** What you are asked to do **
Only lines below containing the string "icon" should be counted; please give that count by itself.

(Website and app data records)

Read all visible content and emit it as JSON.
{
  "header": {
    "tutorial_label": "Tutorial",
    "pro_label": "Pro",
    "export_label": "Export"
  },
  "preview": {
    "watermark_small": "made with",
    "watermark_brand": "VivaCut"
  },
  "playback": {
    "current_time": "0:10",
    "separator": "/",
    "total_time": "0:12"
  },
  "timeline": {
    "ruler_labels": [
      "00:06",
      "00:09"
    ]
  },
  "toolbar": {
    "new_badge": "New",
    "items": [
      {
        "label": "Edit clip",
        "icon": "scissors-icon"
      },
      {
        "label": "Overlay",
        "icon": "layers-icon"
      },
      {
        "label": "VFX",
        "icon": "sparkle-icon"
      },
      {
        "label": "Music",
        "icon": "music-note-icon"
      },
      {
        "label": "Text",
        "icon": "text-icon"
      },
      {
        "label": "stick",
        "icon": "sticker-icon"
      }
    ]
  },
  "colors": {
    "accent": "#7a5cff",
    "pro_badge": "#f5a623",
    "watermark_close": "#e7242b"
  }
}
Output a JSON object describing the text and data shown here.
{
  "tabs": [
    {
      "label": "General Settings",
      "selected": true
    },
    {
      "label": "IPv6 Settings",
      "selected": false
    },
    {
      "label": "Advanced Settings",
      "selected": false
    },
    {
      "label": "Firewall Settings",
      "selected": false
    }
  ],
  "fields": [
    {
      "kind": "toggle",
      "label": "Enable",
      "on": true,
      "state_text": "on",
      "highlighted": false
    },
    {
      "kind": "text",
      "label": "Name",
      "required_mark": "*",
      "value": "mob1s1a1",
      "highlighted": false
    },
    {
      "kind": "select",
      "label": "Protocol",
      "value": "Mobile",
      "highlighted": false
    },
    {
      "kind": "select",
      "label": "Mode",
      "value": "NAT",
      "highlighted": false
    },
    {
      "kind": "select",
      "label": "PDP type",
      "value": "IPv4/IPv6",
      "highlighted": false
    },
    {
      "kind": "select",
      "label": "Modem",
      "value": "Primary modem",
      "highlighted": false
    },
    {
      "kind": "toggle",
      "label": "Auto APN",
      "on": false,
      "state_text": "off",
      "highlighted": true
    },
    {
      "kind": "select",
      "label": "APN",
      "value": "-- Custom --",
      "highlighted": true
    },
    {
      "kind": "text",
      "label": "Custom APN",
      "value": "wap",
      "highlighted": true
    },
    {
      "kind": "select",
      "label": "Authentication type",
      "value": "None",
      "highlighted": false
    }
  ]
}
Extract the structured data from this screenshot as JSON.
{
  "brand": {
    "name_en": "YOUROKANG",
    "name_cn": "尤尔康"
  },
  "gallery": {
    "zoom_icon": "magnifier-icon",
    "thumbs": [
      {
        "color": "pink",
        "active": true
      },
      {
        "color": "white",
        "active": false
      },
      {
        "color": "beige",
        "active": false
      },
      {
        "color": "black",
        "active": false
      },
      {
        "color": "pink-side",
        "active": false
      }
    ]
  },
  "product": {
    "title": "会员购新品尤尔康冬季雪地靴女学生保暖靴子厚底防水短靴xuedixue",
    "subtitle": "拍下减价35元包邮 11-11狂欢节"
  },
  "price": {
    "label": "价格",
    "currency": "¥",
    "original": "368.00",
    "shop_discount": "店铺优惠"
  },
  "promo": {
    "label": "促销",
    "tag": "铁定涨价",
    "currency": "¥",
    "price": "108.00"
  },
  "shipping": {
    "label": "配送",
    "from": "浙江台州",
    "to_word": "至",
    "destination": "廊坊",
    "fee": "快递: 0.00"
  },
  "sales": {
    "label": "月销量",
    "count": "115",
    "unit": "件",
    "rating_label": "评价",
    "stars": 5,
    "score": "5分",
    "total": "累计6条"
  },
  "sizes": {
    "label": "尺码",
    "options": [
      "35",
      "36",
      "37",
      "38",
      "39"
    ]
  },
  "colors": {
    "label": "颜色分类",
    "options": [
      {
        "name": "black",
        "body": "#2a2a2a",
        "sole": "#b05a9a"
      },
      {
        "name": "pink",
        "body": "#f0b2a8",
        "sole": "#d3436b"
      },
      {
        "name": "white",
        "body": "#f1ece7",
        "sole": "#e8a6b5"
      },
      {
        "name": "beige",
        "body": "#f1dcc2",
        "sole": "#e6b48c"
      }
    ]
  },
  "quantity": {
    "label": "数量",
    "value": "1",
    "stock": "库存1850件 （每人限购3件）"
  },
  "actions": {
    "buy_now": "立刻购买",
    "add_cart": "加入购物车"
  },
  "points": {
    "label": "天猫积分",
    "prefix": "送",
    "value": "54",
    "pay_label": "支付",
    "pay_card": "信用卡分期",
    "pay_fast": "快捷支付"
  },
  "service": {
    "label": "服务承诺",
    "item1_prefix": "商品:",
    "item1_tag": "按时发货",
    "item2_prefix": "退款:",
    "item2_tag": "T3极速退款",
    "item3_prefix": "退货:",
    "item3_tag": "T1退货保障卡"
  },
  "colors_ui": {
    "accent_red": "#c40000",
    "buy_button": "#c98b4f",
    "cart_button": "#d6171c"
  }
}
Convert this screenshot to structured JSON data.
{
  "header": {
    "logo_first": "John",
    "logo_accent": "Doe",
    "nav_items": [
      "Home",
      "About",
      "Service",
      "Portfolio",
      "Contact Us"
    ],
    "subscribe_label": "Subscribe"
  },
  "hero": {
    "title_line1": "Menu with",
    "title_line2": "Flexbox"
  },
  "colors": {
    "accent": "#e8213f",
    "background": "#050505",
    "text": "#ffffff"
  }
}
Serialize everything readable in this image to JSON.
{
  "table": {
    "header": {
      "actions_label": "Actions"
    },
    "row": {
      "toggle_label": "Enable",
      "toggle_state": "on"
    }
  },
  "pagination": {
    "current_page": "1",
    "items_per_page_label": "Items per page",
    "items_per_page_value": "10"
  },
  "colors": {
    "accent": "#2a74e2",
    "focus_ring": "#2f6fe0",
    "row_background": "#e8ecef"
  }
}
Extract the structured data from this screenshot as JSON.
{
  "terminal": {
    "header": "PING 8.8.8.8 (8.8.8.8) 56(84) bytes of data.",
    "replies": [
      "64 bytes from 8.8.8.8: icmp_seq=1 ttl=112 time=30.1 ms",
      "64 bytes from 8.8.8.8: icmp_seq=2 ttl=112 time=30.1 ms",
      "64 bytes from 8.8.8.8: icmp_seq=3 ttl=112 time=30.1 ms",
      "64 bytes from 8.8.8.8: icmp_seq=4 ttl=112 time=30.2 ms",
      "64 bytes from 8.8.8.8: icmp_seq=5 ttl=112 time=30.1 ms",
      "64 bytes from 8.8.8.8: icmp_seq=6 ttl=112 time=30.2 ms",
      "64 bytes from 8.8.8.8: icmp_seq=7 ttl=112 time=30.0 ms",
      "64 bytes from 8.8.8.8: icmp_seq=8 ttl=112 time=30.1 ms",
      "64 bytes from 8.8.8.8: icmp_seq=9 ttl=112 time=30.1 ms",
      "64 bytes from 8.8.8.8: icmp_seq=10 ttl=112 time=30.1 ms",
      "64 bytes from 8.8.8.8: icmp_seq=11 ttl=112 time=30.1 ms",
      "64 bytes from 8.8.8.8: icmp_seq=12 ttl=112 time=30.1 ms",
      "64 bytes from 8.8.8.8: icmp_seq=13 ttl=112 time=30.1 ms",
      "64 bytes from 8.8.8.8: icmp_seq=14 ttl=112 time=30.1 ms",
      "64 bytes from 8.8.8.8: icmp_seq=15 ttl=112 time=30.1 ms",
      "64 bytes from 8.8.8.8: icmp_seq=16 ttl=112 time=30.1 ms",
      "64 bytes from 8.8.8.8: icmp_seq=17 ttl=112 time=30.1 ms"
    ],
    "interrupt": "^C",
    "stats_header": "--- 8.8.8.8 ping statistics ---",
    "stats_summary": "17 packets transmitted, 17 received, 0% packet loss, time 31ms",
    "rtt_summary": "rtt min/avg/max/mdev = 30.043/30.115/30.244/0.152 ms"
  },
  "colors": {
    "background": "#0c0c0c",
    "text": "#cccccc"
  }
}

** Solution for this task **
7